**Work instructions:**
Every line in the records below with the string "icon" needs to be copied out.

Data records:
[Start of section]
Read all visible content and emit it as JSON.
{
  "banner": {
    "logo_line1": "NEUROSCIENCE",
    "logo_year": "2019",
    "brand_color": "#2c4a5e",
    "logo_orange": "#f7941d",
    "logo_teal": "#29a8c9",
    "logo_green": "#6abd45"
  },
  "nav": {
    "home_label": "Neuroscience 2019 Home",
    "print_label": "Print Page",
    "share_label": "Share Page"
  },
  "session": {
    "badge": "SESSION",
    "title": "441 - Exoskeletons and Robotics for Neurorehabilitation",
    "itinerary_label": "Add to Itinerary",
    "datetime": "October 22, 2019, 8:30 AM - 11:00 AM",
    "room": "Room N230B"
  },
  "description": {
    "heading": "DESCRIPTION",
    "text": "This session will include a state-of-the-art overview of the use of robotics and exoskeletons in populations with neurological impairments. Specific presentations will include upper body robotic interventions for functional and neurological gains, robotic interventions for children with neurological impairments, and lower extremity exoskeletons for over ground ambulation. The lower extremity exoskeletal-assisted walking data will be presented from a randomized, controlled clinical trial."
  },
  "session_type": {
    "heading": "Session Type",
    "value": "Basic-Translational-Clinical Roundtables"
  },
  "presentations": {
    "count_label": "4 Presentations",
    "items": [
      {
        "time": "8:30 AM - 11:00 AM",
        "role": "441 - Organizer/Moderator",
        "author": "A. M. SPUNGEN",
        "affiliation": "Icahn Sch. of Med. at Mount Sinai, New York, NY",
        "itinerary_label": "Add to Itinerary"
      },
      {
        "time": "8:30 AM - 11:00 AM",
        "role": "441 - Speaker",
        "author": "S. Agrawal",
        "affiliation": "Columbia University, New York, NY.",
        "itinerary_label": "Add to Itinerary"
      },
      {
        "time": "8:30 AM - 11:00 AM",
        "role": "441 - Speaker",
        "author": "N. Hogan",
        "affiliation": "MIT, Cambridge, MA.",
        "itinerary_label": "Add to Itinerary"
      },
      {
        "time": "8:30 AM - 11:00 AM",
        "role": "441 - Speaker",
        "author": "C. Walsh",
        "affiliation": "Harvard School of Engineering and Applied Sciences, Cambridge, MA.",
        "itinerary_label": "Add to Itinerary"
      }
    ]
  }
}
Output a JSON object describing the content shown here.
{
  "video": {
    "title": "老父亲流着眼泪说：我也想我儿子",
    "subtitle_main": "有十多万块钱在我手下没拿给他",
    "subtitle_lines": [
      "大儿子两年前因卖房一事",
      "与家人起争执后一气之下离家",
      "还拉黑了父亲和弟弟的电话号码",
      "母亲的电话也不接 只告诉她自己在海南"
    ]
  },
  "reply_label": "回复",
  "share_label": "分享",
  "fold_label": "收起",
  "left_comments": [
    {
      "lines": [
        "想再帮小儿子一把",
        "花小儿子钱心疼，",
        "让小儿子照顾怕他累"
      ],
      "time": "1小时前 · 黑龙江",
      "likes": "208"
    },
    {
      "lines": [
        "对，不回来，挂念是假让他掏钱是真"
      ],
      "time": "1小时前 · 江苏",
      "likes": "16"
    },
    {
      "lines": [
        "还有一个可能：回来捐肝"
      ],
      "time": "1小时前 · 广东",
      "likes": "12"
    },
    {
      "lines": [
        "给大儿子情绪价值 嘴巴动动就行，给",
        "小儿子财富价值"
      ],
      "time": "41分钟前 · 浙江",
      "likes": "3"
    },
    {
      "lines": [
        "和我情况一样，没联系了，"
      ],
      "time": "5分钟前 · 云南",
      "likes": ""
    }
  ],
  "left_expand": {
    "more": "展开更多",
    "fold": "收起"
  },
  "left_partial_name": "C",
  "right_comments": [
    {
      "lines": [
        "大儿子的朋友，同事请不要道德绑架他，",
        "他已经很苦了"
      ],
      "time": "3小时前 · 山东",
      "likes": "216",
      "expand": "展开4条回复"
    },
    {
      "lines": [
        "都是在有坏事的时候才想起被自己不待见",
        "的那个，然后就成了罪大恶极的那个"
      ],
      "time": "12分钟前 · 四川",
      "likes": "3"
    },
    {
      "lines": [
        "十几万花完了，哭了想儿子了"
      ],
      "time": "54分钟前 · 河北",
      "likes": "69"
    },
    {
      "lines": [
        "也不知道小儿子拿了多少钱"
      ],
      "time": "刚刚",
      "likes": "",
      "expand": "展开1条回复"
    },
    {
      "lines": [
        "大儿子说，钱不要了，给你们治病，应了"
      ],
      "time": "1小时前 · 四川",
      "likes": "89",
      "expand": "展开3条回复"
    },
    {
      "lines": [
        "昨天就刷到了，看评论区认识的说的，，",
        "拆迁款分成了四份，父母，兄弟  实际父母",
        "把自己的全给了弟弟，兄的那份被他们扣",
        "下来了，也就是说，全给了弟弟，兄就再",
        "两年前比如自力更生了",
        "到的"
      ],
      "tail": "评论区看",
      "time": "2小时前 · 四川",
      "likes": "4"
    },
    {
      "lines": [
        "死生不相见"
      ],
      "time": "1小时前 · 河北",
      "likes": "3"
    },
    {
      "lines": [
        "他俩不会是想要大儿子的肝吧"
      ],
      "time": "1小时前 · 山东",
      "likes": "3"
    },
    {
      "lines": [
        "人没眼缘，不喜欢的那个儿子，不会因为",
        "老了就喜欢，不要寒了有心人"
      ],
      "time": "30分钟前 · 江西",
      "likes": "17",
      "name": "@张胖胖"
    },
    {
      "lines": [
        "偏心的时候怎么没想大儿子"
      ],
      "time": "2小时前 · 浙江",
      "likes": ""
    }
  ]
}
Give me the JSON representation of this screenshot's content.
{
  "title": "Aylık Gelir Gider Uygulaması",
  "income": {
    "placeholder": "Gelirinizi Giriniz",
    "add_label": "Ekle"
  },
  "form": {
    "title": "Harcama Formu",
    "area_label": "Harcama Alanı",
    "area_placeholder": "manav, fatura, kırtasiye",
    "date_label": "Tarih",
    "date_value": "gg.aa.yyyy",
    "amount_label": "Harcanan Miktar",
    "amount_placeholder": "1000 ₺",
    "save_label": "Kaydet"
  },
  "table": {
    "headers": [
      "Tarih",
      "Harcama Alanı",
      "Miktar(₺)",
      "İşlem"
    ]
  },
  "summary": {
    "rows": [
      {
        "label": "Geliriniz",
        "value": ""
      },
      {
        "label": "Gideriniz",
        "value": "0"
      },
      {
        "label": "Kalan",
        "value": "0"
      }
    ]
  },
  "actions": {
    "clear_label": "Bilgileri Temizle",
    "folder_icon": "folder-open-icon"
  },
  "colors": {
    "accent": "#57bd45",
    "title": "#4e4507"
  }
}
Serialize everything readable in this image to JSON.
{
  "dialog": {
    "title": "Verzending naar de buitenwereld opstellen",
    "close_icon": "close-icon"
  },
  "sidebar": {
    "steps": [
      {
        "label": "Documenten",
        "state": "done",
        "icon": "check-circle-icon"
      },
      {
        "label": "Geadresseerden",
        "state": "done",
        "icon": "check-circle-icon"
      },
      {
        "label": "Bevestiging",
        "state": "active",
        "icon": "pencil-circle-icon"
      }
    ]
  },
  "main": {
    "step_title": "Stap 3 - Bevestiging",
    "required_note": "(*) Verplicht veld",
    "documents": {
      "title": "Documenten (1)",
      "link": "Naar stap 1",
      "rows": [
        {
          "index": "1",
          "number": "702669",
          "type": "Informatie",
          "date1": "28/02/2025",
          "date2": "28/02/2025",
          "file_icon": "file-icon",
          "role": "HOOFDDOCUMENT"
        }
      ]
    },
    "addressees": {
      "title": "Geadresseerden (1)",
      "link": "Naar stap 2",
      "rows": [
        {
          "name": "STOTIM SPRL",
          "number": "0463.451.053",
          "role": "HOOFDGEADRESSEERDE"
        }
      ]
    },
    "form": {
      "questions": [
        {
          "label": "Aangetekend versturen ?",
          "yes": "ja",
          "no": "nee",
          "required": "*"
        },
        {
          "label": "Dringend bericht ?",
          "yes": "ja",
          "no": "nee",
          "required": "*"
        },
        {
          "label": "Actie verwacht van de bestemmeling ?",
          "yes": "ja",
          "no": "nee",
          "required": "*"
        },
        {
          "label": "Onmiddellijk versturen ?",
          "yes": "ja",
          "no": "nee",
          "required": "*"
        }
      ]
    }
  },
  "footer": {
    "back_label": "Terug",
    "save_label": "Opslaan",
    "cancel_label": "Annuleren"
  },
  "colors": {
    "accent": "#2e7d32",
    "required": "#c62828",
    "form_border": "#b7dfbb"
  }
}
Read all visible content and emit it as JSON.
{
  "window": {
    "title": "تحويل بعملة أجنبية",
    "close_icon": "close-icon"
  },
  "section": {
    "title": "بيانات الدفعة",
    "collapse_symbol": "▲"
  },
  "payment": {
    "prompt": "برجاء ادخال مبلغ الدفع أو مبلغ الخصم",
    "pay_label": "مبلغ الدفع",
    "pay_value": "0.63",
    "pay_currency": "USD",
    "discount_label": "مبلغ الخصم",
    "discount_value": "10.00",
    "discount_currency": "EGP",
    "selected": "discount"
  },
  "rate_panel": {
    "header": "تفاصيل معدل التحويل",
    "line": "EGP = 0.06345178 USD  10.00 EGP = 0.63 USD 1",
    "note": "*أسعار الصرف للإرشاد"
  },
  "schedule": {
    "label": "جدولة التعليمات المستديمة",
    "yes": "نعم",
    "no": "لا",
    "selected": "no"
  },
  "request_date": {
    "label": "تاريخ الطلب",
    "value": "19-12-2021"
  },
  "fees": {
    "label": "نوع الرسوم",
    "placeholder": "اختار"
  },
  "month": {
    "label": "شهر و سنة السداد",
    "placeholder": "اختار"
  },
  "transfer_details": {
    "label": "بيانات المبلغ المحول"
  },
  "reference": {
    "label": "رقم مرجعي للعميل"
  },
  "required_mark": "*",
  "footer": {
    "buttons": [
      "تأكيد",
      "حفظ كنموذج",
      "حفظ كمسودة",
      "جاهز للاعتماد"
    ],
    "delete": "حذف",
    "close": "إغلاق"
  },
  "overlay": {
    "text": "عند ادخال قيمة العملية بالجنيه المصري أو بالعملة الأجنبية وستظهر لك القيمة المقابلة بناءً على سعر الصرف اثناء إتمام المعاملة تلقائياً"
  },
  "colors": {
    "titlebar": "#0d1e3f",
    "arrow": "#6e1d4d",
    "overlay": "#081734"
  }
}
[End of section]
**Result for this exercise:**
    "folder_icon": "folder-open-icon"
    "close_icon": "close-icon"
        "icon": "check-circle-icon"
        "icon": "check-circle-icon"
        "icon": "pencil-circle-icon"
          "file_icon": "file-icon",
    "close_icon": "close-icon"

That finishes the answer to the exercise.